Please report how many lines in the records below contain the word "this", and give nothing else.

□ □ □ □

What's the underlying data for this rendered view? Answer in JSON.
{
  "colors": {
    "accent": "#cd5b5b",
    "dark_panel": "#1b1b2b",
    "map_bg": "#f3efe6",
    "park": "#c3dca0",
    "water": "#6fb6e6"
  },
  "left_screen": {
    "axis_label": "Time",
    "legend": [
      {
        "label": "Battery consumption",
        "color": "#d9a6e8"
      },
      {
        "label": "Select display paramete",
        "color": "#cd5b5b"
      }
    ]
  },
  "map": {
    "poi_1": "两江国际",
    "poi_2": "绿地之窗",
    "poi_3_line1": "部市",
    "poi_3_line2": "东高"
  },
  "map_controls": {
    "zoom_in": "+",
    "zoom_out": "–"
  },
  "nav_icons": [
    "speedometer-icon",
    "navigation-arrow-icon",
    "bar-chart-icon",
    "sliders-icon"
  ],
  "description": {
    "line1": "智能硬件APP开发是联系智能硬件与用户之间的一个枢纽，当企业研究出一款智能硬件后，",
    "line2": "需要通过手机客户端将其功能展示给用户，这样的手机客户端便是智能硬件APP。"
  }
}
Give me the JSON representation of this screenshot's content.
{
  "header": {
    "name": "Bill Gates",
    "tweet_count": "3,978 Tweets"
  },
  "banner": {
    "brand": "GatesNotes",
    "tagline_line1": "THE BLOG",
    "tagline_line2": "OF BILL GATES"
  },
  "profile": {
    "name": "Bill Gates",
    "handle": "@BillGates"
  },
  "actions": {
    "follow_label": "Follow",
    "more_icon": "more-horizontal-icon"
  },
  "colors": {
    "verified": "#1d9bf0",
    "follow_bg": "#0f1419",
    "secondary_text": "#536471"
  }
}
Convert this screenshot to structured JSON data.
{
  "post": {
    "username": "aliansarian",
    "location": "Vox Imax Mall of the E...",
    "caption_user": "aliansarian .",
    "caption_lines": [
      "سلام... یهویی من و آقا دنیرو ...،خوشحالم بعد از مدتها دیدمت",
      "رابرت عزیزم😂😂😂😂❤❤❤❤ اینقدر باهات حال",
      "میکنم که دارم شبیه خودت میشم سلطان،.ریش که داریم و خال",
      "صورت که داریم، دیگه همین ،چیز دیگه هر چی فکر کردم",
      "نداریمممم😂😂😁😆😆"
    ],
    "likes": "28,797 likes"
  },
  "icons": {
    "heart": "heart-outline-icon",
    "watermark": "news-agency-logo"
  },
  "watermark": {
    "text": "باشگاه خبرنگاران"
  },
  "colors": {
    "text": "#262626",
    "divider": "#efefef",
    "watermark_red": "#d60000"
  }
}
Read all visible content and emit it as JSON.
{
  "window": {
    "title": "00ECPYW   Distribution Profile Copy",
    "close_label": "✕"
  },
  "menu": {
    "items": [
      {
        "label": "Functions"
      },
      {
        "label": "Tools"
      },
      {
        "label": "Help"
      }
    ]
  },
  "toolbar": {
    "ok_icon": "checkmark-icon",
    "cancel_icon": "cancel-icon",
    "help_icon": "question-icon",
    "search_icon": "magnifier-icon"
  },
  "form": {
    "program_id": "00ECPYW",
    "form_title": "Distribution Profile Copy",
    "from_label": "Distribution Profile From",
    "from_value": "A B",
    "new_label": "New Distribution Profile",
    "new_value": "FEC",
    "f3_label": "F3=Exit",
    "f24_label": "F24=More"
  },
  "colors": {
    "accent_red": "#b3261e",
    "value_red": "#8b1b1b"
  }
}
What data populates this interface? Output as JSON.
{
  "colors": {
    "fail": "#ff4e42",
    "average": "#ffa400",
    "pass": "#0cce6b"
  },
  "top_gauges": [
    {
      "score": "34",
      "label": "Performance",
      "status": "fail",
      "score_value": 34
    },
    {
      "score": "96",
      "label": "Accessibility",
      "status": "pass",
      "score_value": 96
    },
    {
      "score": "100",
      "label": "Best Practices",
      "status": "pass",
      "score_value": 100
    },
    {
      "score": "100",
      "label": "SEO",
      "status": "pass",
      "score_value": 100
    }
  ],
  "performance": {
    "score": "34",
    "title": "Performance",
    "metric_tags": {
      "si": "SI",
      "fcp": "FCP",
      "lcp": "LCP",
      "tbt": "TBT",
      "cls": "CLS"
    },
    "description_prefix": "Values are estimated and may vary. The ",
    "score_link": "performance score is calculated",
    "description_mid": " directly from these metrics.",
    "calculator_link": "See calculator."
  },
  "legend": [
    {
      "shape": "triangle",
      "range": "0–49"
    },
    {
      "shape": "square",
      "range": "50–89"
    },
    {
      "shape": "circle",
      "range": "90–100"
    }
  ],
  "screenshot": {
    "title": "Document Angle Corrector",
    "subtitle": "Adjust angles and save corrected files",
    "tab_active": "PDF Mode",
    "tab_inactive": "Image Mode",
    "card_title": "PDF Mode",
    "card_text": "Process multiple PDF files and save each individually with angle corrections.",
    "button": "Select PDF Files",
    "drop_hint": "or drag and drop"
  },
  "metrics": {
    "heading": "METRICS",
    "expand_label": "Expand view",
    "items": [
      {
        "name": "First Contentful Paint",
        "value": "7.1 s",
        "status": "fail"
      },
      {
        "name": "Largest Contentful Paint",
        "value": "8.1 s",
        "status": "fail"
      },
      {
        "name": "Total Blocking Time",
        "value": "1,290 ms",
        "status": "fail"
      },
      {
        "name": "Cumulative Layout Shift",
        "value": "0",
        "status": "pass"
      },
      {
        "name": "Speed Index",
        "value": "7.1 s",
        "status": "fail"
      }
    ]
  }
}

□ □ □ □

■ ANSWER BOX
4